#### Task requirements:
What is needed is an exact printout of all the data.

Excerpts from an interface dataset

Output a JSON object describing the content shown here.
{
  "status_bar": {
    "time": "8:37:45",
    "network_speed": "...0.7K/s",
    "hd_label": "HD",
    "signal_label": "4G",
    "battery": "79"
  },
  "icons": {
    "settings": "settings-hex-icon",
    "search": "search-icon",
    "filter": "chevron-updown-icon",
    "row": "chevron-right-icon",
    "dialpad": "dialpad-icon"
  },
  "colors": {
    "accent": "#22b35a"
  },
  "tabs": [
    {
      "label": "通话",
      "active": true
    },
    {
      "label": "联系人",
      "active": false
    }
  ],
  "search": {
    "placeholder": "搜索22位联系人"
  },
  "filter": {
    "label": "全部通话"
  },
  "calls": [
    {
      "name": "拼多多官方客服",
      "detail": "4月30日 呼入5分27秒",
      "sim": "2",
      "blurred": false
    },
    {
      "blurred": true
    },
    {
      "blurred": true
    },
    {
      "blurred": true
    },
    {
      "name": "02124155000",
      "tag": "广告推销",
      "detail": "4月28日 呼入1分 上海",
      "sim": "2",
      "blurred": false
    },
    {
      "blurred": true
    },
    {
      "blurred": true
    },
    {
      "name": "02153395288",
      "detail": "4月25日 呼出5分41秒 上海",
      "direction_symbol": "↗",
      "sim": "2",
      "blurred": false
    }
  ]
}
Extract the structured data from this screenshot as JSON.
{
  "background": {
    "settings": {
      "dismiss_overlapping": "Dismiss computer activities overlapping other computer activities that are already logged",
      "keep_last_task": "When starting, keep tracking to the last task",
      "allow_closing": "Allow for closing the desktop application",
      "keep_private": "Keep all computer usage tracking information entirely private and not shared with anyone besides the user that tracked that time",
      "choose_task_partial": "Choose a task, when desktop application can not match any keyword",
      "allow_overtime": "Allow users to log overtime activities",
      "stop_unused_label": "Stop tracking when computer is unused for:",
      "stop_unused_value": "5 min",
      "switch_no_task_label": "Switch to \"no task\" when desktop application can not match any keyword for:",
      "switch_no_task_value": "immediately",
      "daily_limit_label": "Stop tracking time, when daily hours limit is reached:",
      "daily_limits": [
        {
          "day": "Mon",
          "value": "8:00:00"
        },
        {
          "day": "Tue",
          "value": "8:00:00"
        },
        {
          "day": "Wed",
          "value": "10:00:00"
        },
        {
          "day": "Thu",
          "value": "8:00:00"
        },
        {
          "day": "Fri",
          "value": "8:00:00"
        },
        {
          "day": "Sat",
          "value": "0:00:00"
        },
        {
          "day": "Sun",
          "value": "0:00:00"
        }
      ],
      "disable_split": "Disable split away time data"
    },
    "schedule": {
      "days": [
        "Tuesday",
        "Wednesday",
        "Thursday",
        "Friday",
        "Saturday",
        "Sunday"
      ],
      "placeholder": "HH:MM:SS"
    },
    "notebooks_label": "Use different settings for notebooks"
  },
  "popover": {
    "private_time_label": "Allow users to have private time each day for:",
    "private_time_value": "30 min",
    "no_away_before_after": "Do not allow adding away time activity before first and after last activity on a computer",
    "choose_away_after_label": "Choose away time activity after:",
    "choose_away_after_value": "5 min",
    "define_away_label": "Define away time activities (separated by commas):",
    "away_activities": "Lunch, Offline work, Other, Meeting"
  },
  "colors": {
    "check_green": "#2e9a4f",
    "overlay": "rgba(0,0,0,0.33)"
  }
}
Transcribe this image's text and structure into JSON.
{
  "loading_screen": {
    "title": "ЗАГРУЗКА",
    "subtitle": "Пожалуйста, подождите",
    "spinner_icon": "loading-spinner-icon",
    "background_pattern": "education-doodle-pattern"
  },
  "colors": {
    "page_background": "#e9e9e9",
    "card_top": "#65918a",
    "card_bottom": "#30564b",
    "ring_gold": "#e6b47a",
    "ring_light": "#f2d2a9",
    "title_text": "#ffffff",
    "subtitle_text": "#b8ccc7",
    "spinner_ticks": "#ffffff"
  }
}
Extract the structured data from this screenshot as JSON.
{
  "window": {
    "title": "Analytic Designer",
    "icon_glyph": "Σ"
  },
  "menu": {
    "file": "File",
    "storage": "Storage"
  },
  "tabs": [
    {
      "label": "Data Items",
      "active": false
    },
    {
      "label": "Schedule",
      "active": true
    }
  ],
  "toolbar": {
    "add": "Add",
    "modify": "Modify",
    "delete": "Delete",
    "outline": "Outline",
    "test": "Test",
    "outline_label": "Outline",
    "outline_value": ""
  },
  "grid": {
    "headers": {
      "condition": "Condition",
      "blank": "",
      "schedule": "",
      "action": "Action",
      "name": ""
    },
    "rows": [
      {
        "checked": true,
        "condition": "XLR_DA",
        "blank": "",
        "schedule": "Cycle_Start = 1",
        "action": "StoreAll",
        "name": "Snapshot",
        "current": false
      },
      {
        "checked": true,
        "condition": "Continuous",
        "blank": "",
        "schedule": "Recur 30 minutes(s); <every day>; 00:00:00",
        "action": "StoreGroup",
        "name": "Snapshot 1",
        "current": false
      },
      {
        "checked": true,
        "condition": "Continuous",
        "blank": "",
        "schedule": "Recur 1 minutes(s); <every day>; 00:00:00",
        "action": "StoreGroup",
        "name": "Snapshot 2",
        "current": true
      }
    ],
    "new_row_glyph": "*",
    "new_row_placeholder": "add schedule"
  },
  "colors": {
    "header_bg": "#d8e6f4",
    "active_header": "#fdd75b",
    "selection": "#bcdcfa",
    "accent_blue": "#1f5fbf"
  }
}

#### Written solution:
Output a JSON object describing the content shown here.
{
  "status_bar": {
    "time": "8:37:45",
    "network_speed": "...0.7K/s",
    "hd_label": "HD",
    "signal_label": "4G",
    "battery": "79"
  },
  "icons": {
    "settings": "settings-hex-icon",
    "search": "search-icon",
    "filter": "chevron-updown-icon",
    "row": "chevron-right-icon",
    "dialpad": "dialpad-icon"
  },
  "colors": {
    "accent": "#22b35a"
  },
  "tabs": [
    {
      "label": "通话",
      "active": true
    },
    {
      "label": "联系人",
      "active": false
    }
  ],
  "search": {
    "placeholder": "搜索22位联系人"
  },
  "filter": {
    "label": "全部通话"
  },
  "calls": [
    {
      "name": "拼多多官方客服",
      "detail": "4月30日 呼入5分27秒",
      "sim": "2",
      "blurred": false
    },
    {
      "blurred": true
    },
    {
      "blurred": true
    },
    {
      "blurred": true
    },
    {
      "name": "02124155000",
      "tag": "广告推销",
      "detail": "4月28日 呼入1分 上海",
      "sim": "2",
      "blurred": false
    },
    {
      "blurred": true
    },
    {
      "blurred": true
    },
    {
      "name": "02153395288",
      "detail": "4月25日 呼出5分41秒 上海",
      "direction_symbol": "↗",
      "sim": "2",
      "blurred": false
    }
  ]
}
Extract the structured data from this screenshot as JSON.
{
  "background": {
    "settings": {
      "dismiss_overlapping": "Dismiss computer activities overlapping other computer activities that are already logged",
      "keep_last_task": "When starting, keep tracking to the last task",
      "allow_closing": "Allow for closing the desktop application",
      "keep_private": "Keep all computer usage tracking information entirely private and not shared with anyone besides the user that tracked that time",
      "choose_task_partial": "Choose a task, when desktop application can not match any keyword",
      "allow_overtime": "Allow users to log overtime activities",
      "stop_unused_label": "Stop tracking when computer is unused for:",
      "stop_unused_value": "5 min",
      "switch_no_task_label": "Switch to \"no task\" when desktop application can not match any keyword for:",
      "switch_no_task_value": "immediately",
      "daily_limit_label": "Stop tracking time, when daily hours limit is reached:",
      "daily_limits": [
        {
          "day": "Mon",
          "value": "8:00:00"
        },
        {
          "day": "Tue",
          "value": "8:00:00"
        },
        {
          "day": "Wed",
          "value": "10:00:00"
        },
        {
          "day": "Thu",
          "value": "8:00:00"
        },
        {
          "day": "Fri",
          "value": "8:00:00"
        },
        {
          "day": "Sat",
          "value": "0:00:00"
        },
        {
          "day": "Sun",
          "value": "0:00:00"
        }
      ],
      "disable_split": "Disable split away time data"
    },
    "schedule": {
      "days": [
        "Tuesday",
        "Wednesday",
        "Thursday",
        "Friday",
        "Saturday",
        "Sunday"
      ],
      "placeholder": "HH:MM:SS"
    },
    "notebooks_label": "Use different settings for notebooks"
  },
  "popover": {
    "private_time_label": "Allow users to have private time each day for:",
    "private_time_value": "30 min",
    "no_away_before_after": "Do not allow adding away time activity before first and after last activity on a computer",
    "choose_away_after_label": "Choose away time activity after:",
    "choose_away_after_value": "5 min",
    "define_away_label": "Define away time activities (separated by commas):",
    "away_activities": "Lunch, Offline work, Other, Meeting"
  },
  "colors": {
    "check_green": "#2e9a4f",
    "overlay": "rgba(0,0,0,0.33)"
  }
}
Transcribe this image's text and structure into JSON.
{
  "loading_screen": {
    "title": "ЗАГРУЗКА",
    "subtitle": "Пожалуйста, подождите",
    "spinner_icon": "loading-spinner-icon",
    "background_pattern": "education-doodle-pattern"
  },
  "colors": {
    "page_background": "#e9e9e9",
    "card_top": "#65918a",
    "card_bottom": "#30564b",
    "ring_gold": "#e6b47a",
    "ring_light": "#f2d2a9",
    "title_text": "#ffffff",
    "subtitle_text": "#b8ccc7",
    "spinner_ticks": "#ffffff"
  }
}
Extract the structured data from this screenshot as JSON.
{
  "window": {
    "title": "Analytic Designer",
    "icon_glyph": "Σ"
  },
  "menu": {
    "file": "File",
    "storage": "Storage"
  },
  "tabs": [
    {
      "label": "Data Items",
      "active": false
    },
    {
      "label": "Schedule",
      "active": true
    }
  ],
  "toolbar": {
    "add": "Add",
    "modify": "Modify",
    "delete": "Delete",
    "outline": "Outline",
    "test": "Test",
    "outline_label": "Outline",
    "outline_value": ""
  },
  "grid": {
    "headers": {
      "condition": "Condition",
      "blank": "",
      "schedule": "",
      "action": "Action",
      "name": ""
    },
    "rows": [
      {
        "checked": true,
        "condition": "XLR_DA",
        "blank": "",
        "schedule": "Cycle_Start = 1",
        "action": "StoreAll",
        "name": "Snapshot",
        "current": false
      },
      {
        "checked": true,
        "condition": "Continuous",
        "blank": "",
        "schedule": "Recur 30 minutes(s); <every day>; 00:00:00",
        "action": "StoreGroup",
        "name": "Snapshot 1",
        "current": false
      },
      {
        "checked": true,
        "condition": "Continuous",
        "blank": "",
        "schedule": "Recur 1 minutes(s); <every day>; 00:00:00",
        "action": "StoreGroup",
        "name": "Snapshot 2",
        "current": true
      }
    ],
    "new_row_glyph": "*",
    "new_row_placeholder": "add schedule"
  },
  "colors": {
    "header_bg": "#d8e6f4",
    "active_header": "#fdd75b",
    "selection": "#bcdcfa",
    "accent_blue": "#1f5fbf"
  }
}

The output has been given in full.